After these meetings, ADOT will select a “preferred alternative” route, which could, but is not likely to, include a “No Build” option.  The first round of meetings last year had over 500 people attending and published comments were overwhelmingly against I-11 or an I-11 route through the Avra Valley.  That may be one reason ADOT is doing its best to low-key the public meetings they are required to hold.

Another reason may be that I-11 is in sharp conflict with the stated goals of the national administration to bring American jobs home from other countries.  The “Final Purpose and Need Memorandum” justifying I-11, put online by ADOT February 28, 2017, continues its calls for “nearshoring” and “integrative manufacturing.”

“Nearshoring” is attracting US companies from China to lower-wage Mexico.  “Integrative manufacturing” means R&D in the US with production and assembly in Mexico.  The Port of Guaymas is being expanded to steal shipping jobs from the West Coast.  Read it for yourself at I11study.com, click on Arizona and then on Reports.

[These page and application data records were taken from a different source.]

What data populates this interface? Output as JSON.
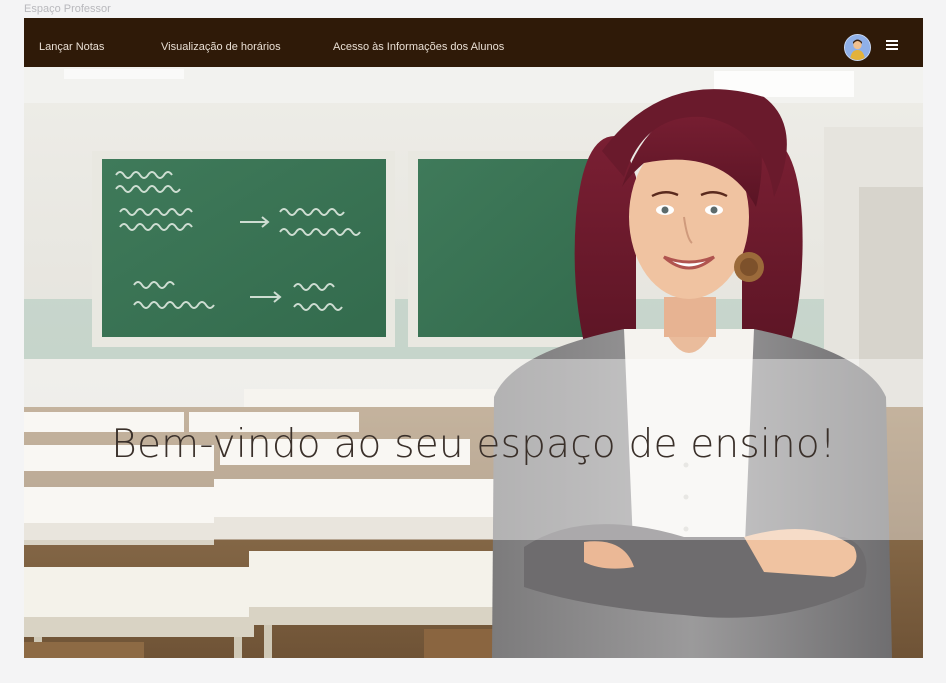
{
  "canvas": {
    "label": "Espaço Professor"
  },
  "navbar": {
    "links": [
      {
        "label": "Lançar Notas"
      },
      {
        "label": "Visualização de horários"
      },
      {
        "label": "Acesso às Informações dos Alunos"
      }
    ],
    "avatar_icon": "user-avatar",
    "menu_icon": "hamburger-menu",
    "background": "#2f1a08"
  },
  "hero": {
    "image": "teacher-in-classroom-photo",
    "welcome_text": "Bem-vindo ao seu espaço de ensino!"
  }
}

In addition to facilitating the export of jobs from the US, an Avra Valley I-11will destroy existing jobs along the present I-10 corridor and hurt tourism at Saguaro National Park, Arizona-Sonora Desert Museum, Kitt Peak, etc.  I-11 threatens wildlife, from desert tortoises to bighorn sheep.   Peaceful rural communities with thousands of families will face air and noise pollution, hazardous cargo, and increased smuggling.   Pima County Administrator Chuck Huckelberry has been pushing an Avra Valley I-11 route for years in opposition to Board of Supervisor’s Resolution 2007-343 opposing any I-10 bypass in the county.

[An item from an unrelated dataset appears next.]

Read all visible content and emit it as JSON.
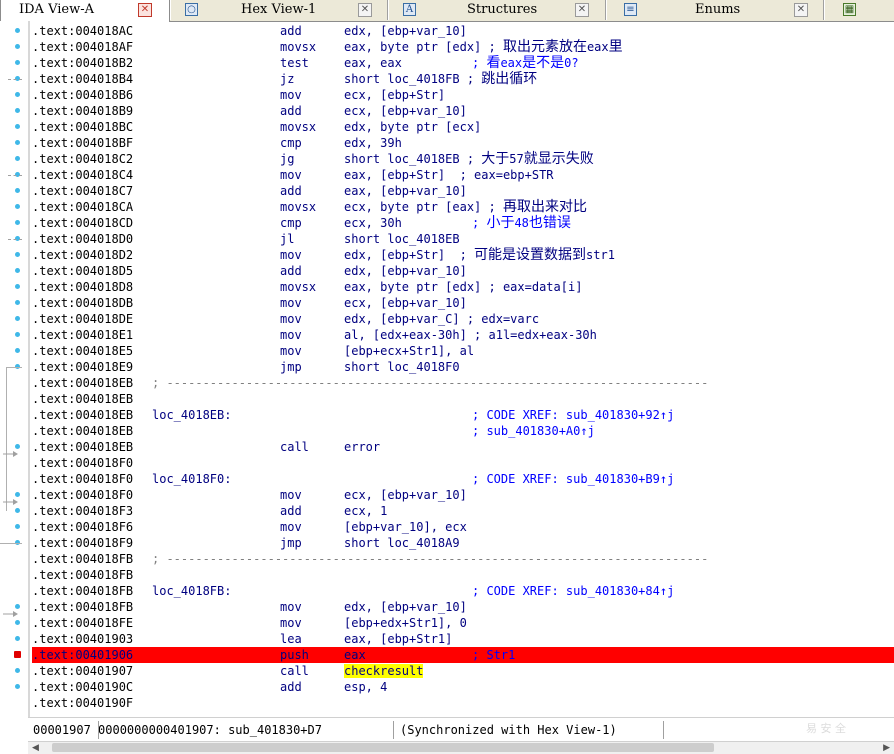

An Avra Valley I-11 route will also cost nearly $2 billion more than double-decking just six miles of I-10, from Ruthrauff to I-19; ADOT’s numbers.

Additional public meetings are set for May 4 at Nogales High School, May 10 at Dorothy Powell Senior Adult Center in Casa Grande, May 11 at the Wickenburg Community Center, and May 16 at the Buckeye Community Center, all at 5 p.m.  The public – that’s us – should show up and speak up  – and if you can’t go, use their website to submit your comments.  The deadline is June 2.

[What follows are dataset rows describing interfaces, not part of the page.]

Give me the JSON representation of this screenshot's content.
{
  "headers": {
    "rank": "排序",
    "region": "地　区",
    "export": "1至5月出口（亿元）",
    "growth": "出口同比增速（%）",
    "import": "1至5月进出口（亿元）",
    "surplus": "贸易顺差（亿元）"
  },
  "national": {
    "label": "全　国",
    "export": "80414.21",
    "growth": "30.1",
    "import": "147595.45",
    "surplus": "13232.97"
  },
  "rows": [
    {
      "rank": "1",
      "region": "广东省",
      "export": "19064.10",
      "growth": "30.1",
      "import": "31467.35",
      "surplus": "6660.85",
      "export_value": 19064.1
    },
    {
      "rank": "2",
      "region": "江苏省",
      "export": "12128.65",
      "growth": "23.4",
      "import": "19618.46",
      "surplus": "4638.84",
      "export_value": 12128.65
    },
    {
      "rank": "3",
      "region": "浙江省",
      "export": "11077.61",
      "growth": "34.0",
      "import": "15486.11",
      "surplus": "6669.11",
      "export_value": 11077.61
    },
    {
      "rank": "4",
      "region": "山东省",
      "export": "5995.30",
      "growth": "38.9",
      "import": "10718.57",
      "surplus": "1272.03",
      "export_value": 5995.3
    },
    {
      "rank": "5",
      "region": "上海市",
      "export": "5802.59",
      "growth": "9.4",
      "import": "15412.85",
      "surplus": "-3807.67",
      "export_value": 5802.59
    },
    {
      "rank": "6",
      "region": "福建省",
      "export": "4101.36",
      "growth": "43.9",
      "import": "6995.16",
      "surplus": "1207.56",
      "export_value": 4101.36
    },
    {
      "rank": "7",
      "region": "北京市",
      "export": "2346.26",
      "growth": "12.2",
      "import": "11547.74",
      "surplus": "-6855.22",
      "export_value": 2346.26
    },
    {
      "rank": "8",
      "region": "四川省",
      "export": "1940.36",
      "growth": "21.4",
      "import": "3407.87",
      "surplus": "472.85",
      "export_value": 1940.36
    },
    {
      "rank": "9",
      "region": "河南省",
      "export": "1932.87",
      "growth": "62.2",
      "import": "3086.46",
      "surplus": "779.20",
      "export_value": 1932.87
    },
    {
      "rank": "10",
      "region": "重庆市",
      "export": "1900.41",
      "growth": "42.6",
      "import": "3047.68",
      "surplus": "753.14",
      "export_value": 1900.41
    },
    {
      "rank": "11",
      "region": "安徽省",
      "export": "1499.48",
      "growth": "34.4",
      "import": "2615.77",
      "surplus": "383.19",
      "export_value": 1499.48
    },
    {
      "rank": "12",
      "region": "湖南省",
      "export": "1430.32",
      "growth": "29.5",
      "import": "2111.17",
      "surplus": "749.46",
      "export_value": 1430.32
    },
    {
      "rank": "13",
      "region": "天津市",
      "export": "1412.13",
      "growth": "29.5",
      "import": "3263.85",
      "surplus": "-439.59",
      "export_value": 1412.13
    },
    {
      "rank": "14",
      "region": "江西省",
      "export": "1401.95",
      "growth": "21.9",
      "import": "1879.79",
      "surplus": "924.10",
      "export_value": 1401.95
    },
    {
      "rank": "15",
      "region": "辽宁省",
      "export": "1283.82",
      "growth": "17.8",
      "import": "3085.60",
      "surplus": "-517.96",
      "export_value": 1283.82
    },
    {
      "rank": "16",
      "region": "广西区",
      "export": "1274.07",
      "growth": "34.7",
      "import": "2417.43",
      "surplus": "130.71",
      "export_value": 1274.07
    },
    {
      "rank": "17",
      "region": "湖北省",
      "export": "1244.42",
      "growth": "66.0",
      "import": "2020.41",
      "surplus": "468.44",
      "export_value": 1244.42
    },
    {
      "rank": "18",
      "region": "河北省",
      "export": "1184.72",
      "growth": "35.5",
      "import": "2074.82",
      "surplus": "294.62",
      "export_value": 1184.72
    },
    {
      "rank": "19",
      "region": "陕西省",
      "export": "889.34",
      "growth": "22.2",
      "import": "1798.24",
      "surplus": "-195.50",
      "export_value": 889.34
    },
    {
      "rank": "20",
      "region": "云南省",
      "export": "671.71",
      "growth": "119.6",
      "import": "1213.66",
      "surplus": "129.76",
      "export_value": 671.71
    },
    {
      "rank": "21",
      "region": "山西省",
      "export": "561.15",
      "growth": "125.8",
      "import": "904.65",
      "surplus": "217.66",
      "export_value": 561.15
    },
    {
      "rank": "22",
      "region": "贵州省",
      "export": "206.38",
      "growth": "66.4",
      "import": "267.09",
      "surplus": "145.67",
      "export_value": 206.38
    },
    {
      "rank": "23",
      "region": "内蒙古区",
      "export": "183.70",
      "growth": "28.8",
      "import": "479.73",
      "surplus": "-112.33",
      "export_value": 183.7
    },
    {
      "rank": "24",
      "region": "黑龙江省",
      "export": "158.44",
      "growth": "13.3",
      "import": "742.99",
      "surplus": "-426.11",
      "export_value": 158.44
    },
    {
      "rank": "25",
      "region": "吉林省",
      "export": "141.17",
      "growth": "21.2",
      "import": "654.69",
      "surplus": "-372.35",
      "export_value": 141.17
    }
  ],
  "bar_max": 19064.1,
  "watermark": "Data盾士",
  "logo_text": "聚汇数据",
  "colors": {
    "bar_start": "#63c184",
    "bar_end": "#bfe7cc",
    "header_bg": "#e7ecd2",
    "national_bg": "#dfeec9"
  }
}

Postscript:  With the White House announcing its “Hire American” program to keep and bring back jobs from US companies abroad, I emailed both the White House and the federal Dept. of Transportation, citing the information above and posing this question: Isn’t proposed Interstate 11 in Southern Arizona contrary to the Administration’s pledge to keep and return American jobs?

The White House sent me a nice video of the Easter Egg Roll and this Memo:  “Buy American and Hire American” is more than just a slogan, it is the cornerstone of President Donald J. Trump’s vision for a government that, for the first time in decades, answers to the American workers who built this country.

 USDOT’s David Martin replied: Your question can best be answered by DOT at the state level, or some other state/local government agency.  Well…duh!

So I wrote to the DOT Press Office with a request to forward a similar message directly to DOT Secretary Elaine Chao, requesting a prompt response.  There is no email address for the Secretary on the DOT website.

Not a word about I-11 from the White House.  Nothing so far from DOT Secretary Chao.  The only way We, the People, will be heard is to show up and speak up.  Again.

About Albert Vetere Lannon 107 Articles
Albert grew up in the slums of New York, and moved to San Francisco when he was 21. He became a union official and labor educator after obtaining his high school GED in 1989 and earning three degrees at San Francisco State University – BA, Labor Studies; BA, Interdisciplinary Creative Arts; MA, History. He has published two books of history, Second String Red, a scholarly biography of my communist father (Lexington, 1999), and Fight or Be Slaves, a history of the Oakland-East Bay labor movement (University Press of America, 2000). Albert has published stories, poetry, essays and reviews in a variety of “little” magazines over the years. Albert retired to Tucson in 2001. He has won awards from the Arizona State Poetry Society and Society of Southwestern Authors.